From here start a series of walks ranging from short to several hours. For coffee nearby try The Forest Door (3 Maloney St, Barmah) or for some more substantial pub grub try the American Hotel in Echuca (239 Hare St, Echuca).
5. Errinundra Plateau, Errinundra National Park
Mist and fog are not uncommon up on the Errinundra Plateau. Moist air rolls in from the coast and gathers around this ancient forest, some 1000m above sea level. Here, ancient mountain plum pines grow amongst giant granite tors – both covered in moss and lichen and creating a world so beautiful yet foreign that it could have been devised by the mind of Tolkein. This is a land of towering old-growth shining gum trees (some 80m tall), of plunging ravines and soft, silent trees fern groves.
There are a series of walks cut into this wild forest that allow you to travel back in time to the Gondwanaland rainforests and later, when the people of the Kurnai Nation walked the ridgelines throughout the seasons.
This is remote and rugged country, accessible only by mountain tracks shared by massive logging trucks. The roads can be impassable after rain. Make sure you bring water, food and protective clothing.
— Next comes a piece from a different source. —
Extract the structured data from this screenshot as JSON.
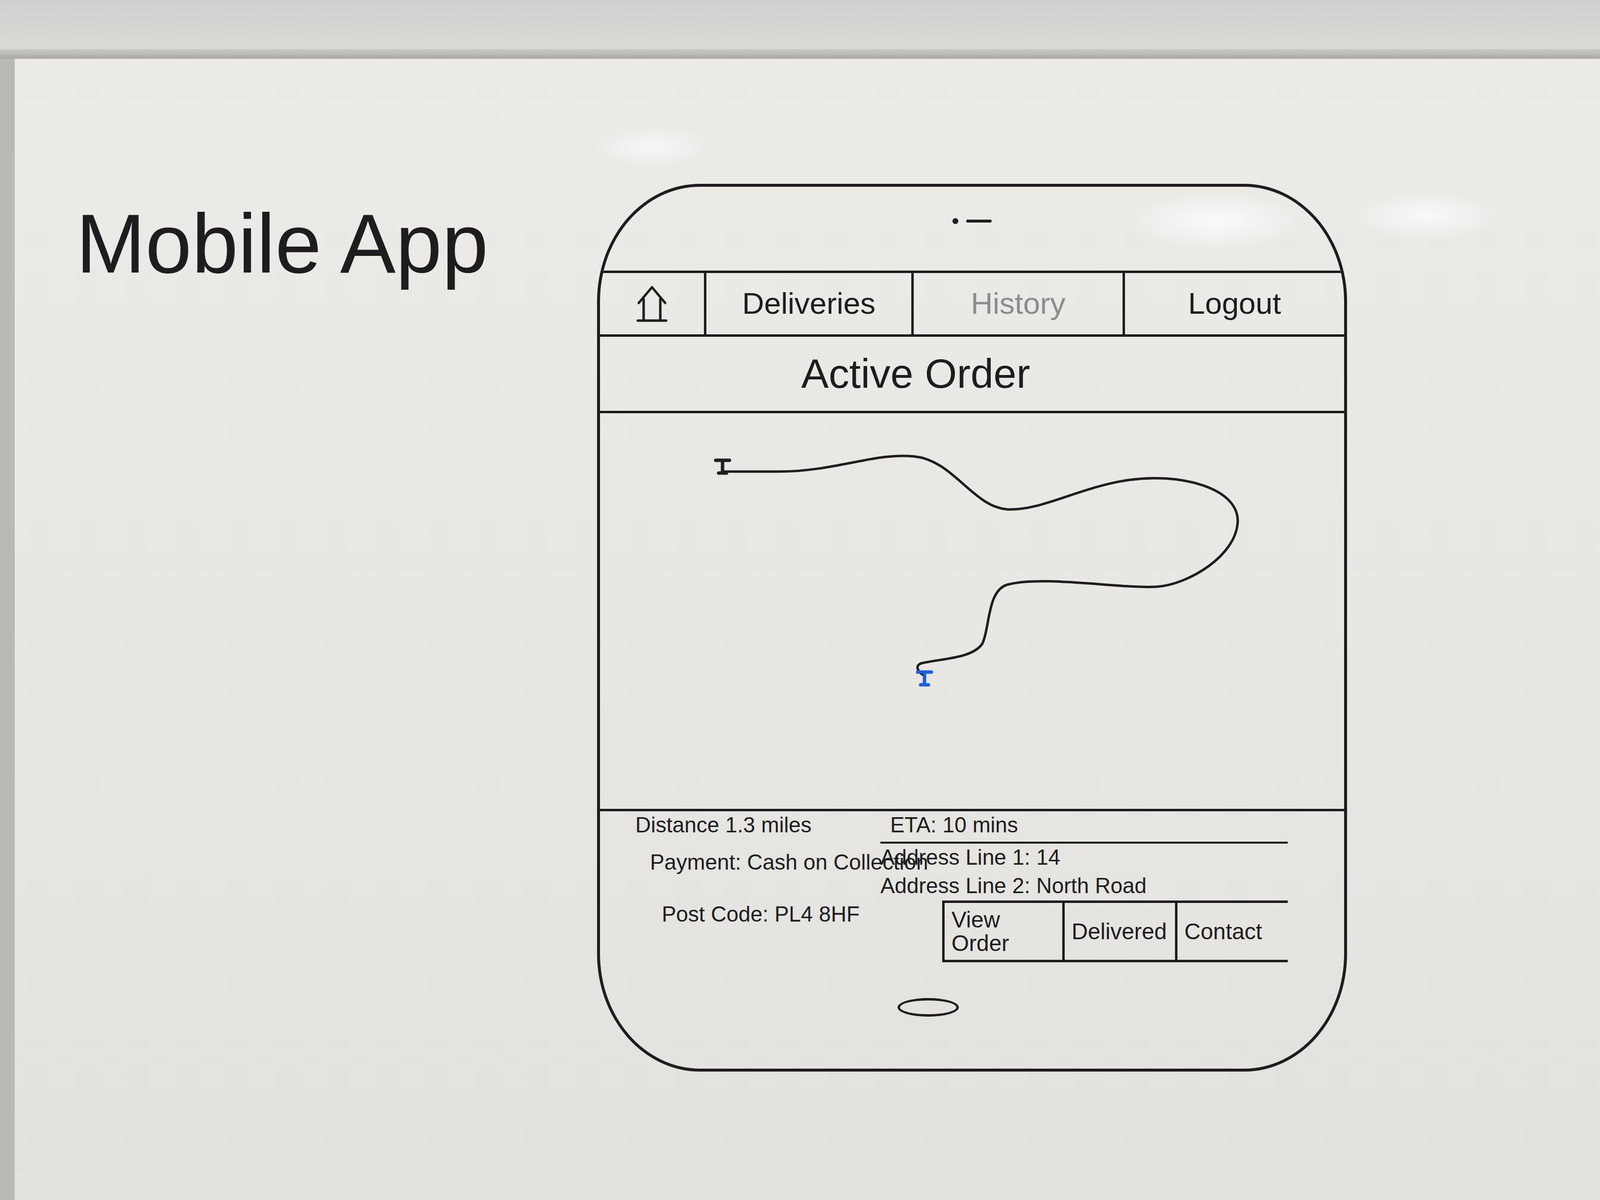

There’s excellent coffee and fresh bakery items at Wild Rye Bakery at Cann River (14a Princes Hwy, Cann River). There is a range of eateries in Orbost, but book in for a sunset dinner of really decent pub grub at The Marlo Hotel, on the banks of the mouth of the Snowy River. (19 Argyle Parade, Marlo)